§ **REQUIRED ACTION**
Beneath this task are records; count the lines among them that contain the word "label" and answer with the number only.

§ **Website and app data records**
--------
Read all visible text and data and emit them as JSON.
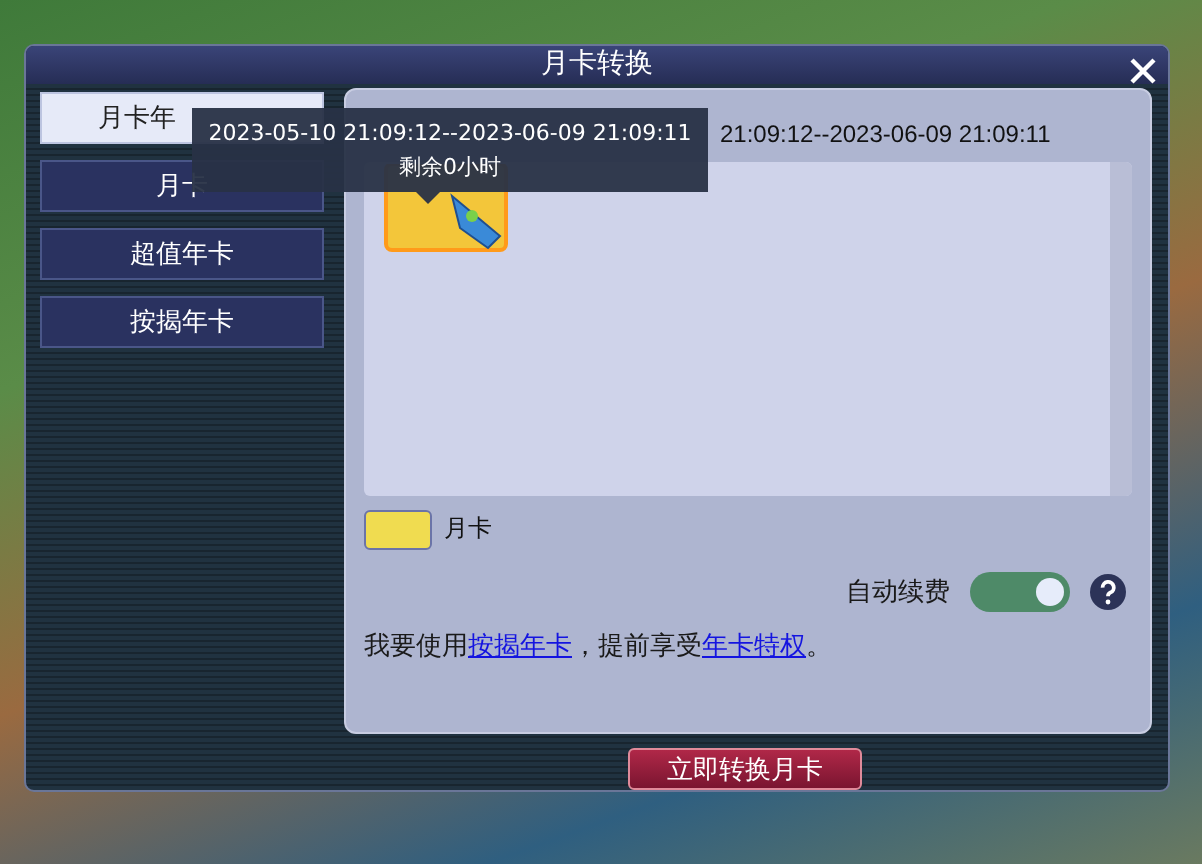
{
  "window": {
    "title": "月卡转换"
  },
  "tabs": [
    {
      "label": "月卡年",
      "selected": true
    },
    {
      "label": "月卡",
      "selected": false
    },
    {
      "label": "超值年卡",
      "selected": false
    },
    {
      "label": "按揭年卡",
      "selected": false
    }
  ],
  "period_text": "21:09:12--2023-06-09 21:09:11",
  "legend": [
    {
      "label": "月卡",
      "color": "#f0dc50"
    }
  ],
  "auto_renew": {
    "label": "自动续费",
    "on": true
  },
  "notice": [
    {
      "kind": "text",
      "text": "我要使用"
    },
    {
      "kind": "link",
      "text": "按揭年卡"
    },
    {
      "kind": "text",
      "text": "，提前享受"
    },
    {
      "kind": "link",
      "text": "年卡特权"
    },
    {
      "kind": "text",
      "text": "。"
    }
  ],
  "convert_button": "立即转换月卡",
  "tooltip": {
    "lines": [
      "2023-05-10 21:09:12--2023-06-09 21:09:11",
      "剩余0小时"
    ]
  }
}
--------
§ **WRITTEN ANSWER**
6